* EXERCISE REQUIREMENTS: Read the records below and report each line in which "AdapterRAM" occurs.

* RECORDS FOR THE TASK:
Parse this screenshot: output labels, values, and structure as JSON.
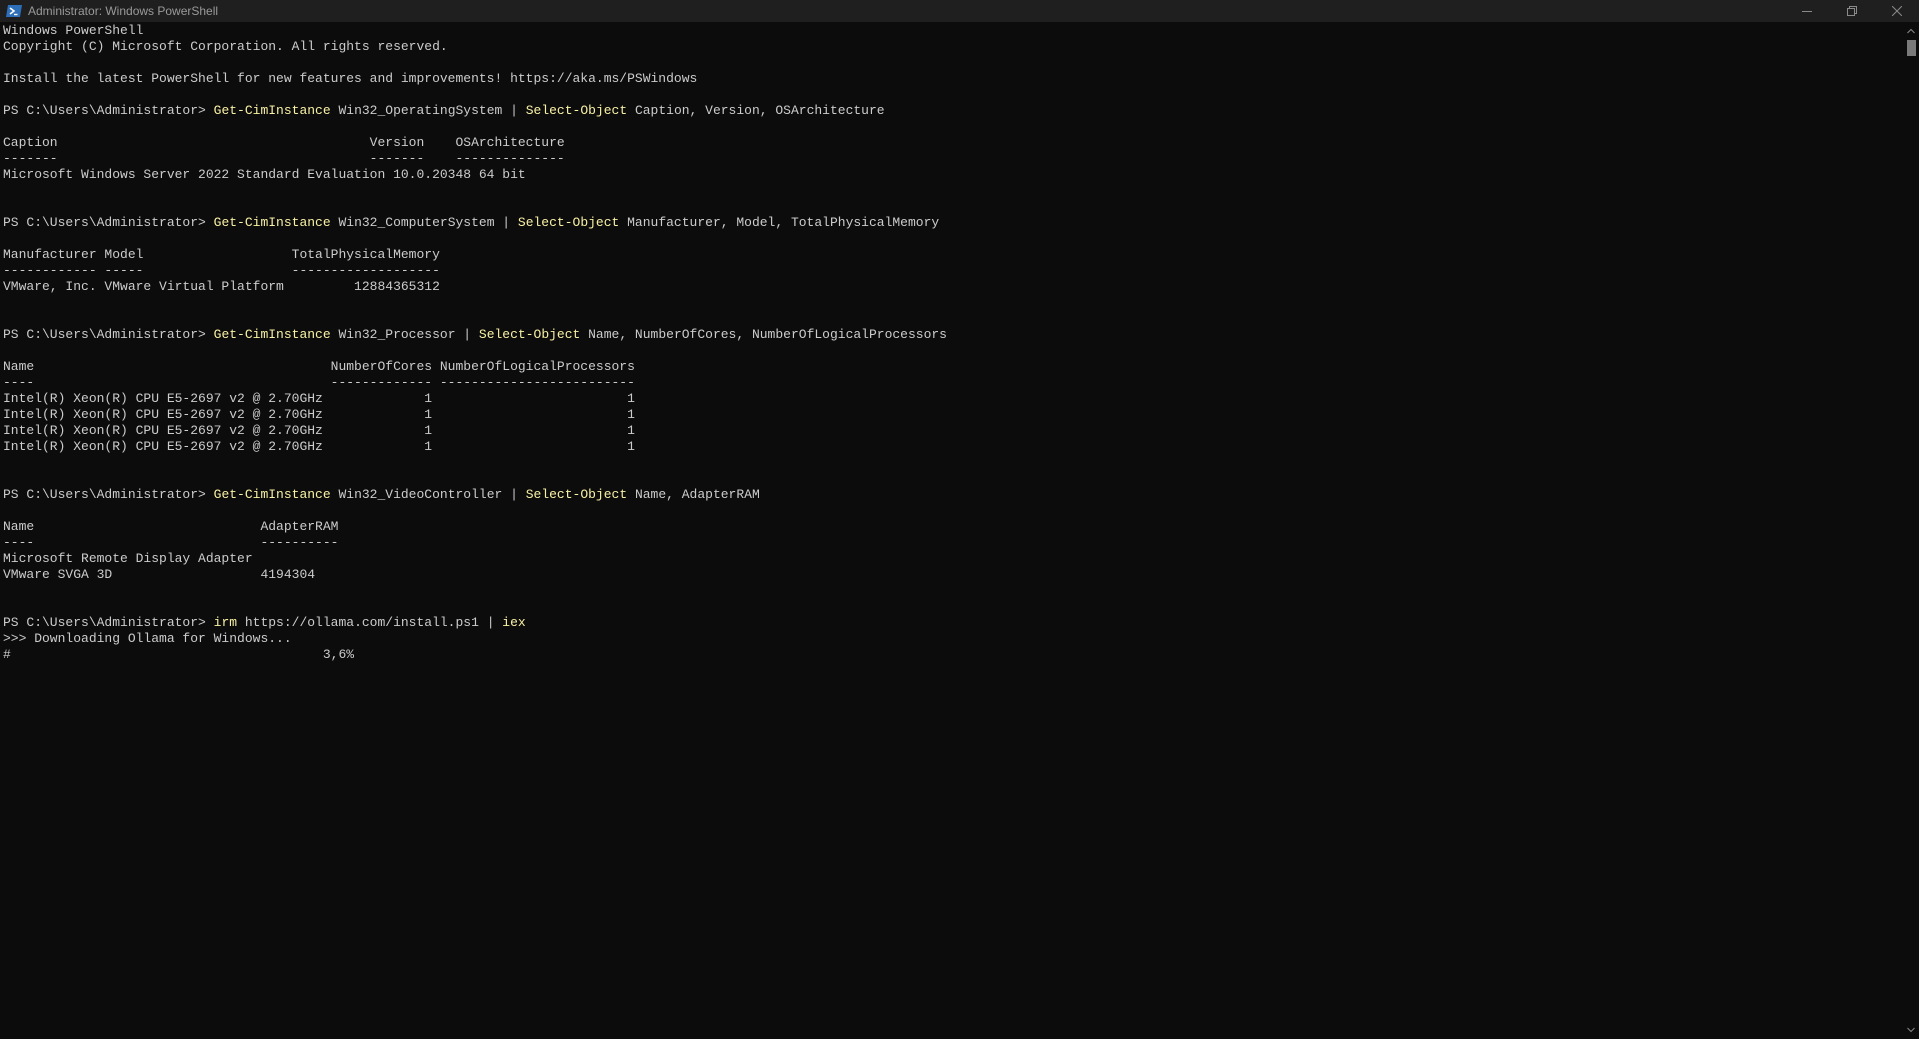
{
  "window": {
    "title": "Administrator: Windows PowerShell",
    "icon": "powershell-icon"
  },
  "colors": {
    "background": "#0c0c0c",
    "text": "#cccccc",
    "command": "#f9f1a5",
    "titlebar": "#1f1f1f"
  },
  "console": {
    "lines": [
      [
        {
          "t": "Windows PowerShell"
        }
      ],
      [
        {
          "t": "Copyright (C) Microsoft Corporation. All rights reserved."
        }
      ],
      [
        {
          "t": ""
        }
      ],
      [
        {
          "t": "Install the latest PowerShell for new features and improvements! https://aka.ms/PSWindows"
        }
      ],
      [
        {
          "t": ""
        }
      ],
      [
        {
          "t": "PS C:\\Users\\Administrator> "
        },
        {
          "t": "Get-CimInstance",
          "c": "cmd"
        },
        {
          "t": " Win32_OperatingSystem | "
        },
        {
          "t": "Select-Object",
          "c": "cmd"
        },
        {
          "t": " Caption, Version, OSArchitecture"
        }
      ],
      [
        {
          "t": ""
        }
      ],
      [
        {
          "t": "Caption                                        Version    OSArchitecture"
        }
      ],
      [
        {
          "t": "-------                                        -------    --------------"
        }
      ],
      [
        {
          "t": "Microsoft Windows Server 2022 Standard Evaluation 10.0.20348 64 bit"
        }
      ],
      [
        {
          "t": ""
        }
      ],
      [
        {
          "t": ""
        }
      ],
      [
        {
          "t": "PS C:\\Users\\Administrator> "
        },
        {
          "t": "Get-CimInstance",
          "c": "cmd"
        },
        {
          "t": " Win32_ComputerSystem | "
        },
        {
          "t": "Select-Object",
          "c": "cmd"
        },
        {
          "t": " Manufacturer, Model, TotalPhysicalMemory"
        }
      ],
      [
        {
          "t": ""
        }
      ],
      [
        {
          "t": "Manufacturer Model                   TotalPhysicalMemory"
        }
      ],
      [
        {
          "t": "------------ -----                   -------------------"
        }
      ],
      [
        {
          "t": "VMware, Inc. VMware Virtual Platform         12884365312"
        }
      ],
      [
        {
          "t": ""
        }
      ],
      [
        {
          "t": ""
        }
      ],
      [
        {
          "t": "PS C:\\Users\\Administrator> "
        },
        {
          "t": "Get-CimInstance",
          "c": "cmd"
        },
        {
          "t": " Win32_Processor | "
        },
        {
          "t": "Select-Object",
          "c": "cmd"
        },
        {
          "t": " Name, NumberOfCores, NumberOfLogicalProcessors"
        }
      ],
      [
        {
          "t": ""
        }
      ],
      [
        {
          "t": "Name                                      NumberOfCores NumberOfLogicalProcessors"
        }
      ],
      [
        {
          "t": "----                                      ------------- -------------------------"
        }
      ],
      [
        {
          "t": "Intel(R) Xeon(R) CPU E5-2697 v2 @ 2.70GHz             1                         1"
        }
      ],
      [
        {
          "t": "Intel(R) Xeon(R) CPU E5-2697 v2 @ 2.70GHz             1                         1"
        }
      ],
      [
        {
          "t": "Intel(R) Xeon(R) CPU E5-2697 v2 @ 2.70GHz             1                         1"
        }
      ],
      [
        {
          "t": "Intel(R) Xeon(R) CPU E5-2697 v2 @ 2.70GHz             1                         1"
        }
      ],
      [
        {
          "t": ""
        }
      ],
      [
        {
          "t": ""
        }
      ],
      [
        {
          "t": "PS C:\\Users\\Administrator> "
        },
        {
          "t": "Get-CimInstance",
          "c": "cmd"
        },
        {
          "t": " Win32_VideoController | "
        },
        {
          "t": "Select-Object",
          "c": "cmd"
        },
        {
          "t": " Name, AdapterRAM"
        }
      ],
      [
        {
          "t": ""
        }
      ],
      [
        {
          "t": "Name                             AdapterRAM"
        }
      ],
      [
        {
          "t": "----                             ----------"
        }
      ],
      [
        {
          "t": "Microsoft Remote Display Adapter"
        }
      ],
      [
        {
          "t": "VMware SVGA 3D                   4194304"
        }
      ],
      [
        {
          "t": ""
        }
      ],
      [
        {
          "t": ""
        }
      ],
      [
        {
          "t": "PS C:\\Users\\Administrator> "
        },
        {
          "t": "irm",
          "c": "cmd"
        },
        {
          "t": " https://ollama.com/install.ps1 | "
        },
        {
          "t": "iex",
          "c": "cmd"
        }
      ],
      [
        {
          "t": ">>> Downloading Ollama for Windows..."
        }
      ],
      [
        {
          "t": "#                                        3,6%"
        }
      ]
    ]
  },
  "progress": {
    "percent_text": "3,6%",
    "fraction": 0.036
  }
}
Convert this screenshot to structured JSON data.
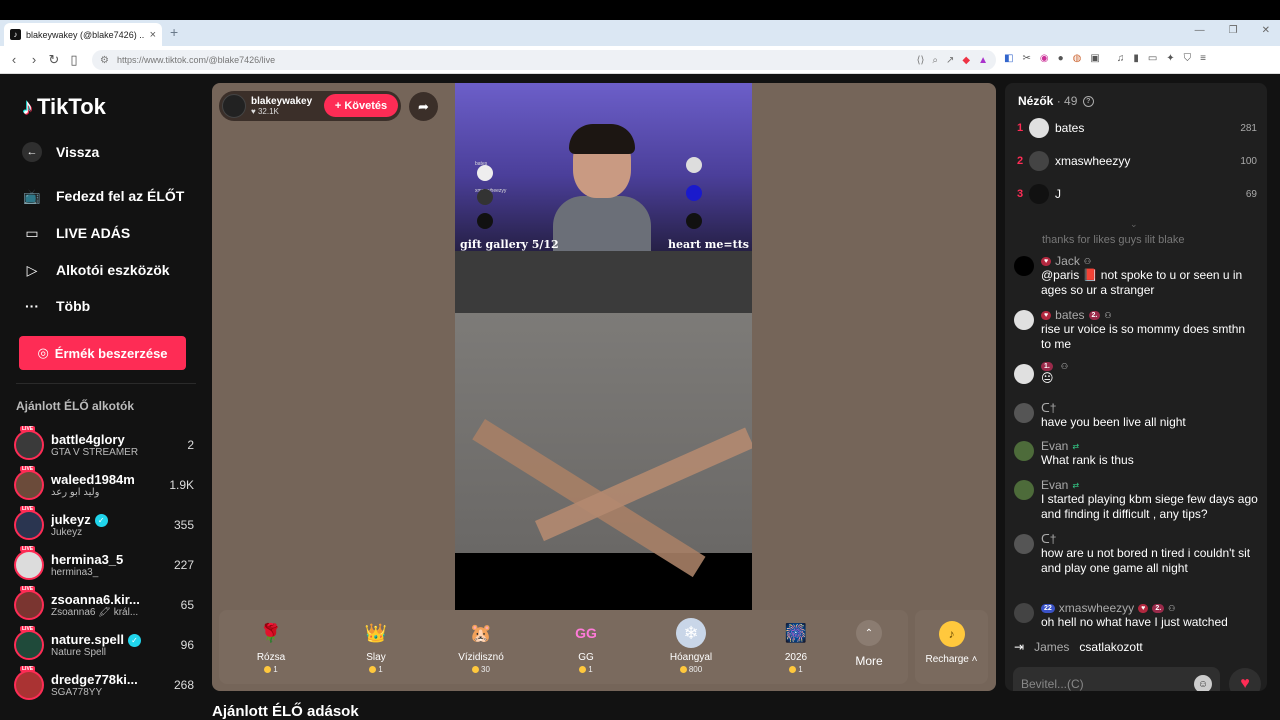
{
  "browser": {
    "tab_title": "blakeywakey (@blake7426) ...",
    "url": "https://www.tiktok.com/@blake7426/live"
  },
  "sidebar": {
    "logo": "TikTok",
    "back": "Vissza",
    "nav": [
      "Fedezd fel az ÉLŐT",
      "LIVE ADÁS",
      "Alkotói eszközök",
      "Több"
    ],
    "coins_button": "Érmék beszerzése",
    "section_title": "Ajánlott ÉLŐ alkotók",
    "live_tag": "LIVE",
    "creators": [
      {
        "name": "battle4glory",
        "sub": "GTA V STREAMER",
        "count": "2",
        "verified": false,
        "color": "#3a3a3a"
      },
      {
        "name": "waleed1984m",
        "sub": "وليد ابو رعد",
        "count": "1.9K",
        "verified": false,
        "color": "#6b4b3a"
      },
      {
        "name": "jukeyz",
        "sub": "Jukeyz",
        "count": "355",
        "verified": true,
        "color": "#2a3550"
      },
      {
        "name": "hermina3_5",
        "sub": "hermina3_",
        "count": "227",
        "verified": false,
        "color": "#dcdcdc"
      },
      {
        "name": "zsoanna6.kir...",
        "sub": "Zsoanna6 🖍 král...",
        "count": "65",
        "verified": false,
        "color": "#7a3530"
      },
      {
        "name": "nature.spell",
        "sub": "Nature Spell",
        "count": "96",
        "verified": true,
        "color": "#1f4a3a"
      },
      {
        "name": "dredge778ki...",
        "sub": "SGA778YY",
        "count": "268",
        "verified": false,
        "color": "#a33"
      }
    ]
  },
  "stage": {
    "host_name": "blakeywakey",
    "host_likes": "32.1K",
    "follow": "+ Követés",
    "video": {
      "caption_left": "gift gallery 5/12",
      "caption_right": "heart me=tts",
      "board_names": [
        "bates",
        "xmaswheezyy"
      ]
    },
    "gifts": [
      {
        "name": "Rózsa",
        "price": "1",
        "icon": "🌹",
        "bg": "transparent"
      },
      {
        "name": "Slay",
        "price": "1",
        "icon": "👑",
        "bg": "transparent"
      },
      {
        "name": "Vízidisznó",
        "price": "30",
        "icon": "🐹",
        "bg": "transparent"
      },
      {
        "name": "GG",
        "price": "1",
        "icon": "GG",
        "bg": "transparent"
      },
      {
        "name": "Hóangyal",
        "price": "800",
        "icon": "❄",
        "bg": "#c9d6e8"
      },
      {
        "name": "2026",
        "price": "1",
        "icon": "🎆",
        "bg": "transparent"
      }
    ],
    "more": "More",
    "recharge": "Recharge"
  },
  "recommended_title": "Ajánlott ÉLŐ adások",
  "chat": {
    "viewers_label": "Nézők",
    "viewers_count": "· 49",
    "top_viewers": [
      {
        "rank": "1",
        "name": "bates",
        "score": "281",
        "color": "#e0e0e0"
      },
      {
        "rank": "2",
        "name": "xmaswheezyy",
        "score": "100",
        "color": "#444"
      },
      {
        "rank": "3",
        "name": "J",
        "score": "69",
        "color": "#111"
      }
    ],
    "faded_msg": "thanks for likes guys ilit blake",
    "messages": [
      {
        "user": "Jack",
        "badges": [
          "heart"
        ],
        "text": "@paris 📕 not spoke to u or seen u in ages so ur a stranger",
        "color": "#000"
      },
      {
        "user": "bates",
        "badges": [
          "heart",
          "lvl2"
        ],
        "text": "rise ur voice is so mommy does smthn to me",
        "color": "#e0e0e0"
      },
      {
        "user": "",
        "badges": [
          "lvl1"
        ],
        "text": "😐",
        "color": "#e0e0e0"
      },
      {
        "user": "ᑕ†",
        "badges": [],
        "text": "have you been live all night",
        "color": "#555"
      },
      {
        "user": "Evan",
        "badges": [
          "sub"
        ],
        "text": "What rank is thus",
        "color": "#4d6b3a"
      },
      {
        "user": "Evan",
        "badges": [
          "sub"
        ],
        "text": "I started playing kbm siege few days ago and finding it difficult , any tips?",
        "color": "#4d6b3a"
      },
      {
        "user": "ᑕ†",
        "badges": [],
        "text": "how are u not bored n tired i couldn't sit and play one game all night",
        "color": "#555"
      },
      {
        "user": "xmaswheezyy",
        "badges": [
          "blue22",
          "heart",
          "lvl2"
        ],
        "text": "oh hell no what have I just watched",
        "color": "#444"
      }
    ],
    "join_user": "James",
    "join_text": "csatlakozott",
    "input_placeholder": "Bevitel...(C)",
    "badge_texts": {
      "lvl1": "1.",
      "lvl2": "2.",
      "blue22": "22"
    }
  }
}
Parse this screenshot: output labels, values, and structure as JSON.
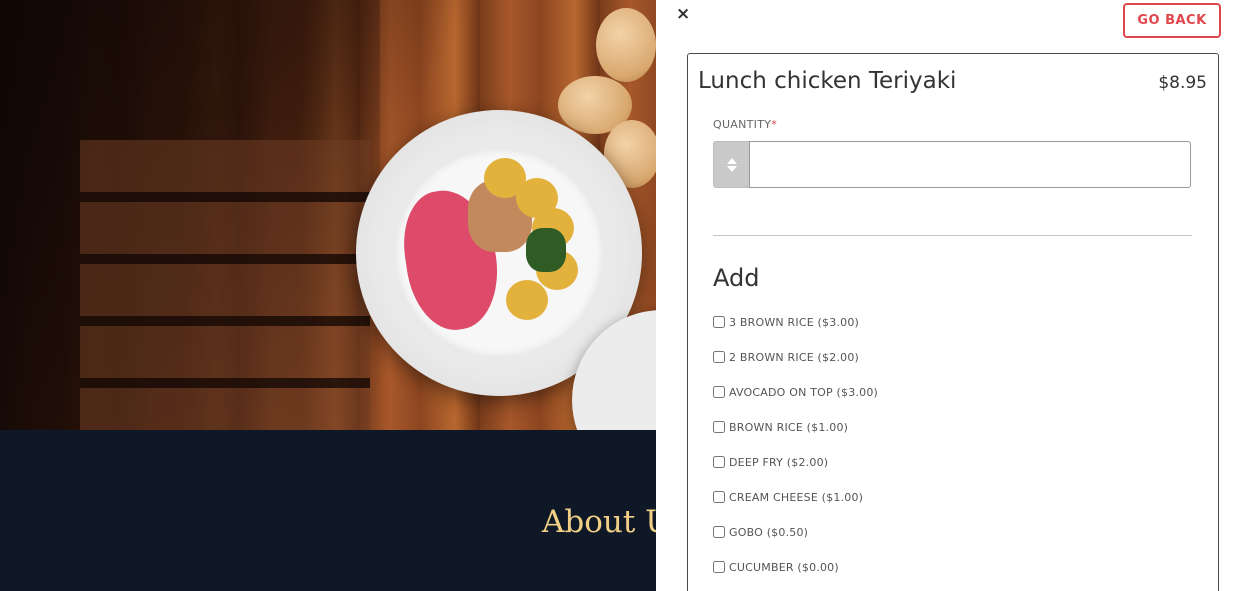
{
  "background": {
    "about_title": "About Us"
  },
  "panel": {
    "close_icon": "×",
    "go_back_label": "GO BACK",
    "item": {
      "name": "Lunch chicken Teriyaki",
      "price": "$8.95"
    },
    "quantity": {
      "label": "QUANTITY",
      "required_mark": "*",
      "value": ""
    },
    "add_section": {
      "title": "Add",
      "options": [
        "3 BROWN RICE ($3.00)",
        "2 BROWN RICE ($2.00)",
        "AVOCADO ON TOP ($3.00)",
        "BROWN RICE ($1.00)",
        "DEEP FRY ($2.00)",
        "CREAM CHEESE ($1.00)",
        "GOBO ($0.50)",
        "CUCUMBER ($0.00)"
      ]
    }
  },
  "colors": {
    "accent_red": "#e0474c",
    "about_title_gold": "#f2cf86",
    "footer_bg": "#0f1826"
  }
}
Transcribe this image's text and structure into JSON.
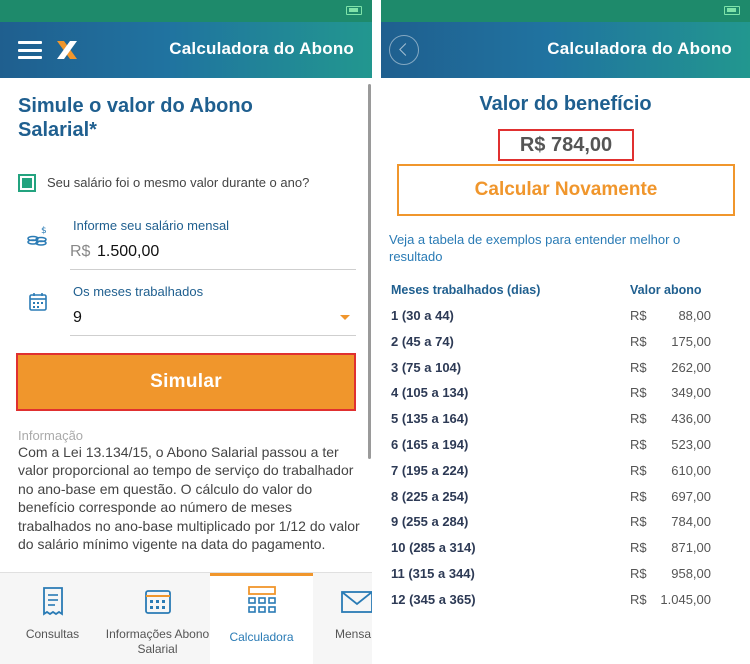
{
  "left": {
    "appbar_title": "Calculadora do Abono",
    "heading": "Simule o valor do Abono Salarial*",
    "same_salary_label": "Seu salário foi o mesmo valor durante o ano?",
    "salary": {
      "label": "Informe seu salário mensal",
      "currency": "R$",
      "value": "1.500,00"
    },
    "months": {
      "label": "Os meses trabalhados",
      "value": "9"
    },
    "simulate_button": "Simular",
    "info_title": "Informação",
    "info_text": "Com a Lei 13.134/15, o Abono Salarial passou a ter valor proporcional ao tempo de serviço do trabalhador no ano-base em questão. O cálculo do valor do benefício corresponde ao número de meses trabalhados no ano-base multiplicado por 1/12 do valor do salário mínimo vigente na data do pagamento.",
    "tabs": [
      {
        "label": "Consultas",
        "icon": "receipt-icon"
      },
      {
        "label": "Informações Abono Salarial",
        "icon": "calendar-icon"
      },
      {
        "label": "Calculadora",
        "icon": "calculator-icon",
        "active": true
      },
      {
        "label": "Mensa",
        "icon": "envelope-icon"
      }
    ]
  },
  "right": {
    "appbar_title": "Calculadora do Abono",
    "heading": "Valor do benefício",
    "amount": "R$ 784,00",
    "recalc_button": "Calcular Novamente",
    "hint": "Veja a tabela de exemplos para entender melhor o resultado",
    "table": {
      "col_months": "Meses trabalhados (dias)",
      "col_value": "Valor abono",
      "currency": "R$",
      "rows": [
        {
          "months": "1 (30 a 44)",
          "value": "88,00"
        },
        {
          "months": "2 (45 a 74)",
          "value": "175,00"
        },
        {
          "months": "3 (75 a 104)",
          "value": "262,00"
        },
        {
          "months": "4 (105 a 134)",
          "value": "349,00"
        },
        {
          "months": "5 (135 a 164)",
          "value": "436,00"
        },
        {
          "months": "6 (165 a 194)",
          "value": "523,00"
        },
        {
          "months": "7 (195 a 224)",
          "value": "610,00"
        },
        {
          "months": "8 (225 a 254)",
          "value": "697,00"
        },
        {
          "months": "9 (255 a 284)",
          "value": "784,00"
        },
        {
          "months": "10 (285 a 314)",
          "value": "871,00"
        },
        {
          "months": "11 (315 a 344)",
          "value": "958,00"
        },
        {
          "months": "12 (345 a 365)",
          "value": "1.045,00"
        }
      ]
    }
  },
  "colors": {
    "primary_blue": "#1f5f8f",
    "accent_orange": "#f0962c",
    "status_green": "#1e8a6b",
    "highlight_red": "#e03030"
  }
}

* ANSWER:
          "t": " Name, AdapterRAM"
          "t": "Name                             AdapterRAM"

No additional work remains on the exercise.